[Items from an interface collection]
━━━━━━━━━━━━━━━━
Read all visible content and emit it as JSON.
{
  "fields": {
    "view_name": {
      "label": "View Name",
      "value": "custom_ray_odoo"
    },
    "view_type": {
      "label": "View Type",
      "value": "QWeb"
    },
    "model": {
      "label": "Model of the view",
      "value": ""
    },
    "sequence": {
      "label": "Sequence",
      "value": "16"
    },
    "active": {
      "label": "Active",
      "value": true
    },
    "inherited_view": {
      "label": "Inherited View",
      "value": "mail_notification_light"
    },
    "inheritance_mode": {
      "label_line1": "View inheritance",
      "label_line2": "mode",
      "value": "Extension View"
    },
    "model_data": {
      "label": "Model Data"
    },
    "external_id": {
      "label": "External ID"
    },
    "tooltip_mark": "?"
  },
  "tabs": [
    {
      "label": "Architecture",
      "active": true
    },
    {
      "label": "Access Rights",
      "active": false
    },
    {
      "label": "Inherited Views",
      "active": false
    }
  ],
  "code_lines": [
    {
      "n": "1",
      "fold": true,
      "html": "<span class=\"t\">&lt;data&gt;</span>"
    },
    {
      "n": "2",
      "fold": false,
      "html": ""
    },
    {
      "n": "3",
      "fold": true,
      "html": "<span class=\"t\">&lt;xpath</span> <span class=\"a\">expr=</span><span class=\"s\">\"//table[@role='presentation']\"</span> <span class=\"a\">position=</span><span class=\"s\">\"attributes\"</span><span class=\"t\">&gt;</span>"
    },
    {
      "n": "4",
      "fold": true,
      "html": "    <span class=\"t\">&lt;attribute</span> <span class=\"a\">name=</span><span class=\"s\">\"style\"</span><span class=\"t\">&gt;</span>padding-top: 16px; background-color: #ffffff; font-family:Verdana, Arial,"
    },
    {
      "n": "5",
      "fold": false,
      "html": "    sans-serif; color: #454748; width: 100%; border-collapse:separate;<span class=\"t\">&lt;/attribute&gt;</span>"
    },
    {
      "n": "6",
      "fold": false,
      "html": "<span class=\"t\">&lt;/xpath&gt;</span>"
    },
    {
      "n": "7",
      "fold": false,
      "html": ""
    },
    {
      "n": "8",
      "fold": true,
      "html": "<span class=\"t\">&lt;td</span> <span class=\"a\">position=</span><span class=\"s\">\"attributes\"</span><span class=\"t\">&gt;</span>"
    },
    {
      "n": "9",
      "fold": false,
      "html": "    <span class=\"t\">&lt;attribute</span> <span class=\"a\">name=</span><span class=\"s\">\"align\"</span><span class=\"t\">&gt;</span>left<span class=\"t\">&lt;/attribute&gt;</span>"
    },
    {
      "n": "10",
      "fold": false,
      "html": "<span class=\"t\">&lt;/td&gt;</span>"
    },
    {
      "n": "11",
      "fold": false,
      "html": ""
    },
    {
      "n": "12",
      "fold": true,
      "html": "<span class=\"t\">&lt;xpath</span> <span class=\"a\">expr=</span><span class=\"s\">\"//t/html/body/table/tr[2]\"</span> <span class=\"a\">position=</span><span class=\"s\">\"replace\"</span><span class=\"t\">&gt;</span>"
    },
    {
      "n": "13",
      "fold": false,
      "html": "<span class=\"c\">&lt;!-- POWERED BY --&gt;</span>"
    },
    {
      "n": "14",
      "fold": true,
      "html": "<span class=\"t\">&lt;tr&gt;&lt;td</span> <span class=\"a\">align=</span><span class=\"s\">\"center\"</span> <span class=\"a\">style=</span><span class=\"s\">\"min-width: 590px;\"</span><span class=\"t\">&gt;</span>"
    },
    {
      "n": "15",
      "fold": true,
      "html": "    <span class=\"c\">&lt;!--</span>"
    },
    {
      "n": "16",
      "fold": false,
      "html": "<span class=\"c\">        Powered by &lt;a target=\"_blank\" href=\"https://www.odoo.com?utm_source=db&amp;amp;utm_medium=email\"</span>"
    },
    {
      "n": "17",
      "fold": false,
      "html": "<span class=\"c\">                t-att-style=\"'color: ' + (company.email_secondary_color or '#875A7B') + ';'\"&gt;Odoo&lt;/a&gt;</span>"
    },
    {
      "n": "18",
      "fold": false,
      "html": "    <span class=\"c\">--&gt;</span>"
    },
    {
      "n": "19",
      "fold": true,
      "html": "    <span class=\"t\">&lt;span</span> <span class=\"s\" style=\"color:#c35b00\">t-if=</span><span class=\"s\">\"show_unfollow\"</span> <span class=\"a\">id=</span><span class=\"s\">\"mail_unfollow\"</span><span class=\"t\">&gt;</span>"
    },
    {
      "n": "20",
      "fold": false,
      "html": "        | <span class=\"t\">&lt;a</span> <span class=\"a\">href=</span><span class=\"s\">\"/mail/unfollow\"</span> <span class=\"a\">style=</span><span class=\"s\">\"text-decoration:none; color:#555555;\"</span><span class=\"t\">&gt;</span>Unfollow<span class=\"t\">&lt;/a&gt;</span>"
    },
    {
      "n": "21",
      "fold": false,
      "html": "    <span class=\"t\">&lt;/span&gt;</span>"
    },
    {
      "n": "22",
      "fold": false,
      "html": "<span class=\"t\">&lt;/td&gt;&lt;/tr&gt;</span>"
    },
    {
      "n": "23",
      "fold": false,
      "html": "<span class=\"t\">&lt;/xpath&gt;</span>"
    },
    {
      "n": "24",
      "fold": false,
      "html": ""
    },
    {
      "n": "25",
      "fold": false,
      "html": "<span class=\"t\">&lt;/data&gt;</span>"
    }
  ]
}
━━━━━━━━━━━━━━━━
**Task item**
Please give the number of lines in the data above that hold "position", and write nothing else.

**Response box**
3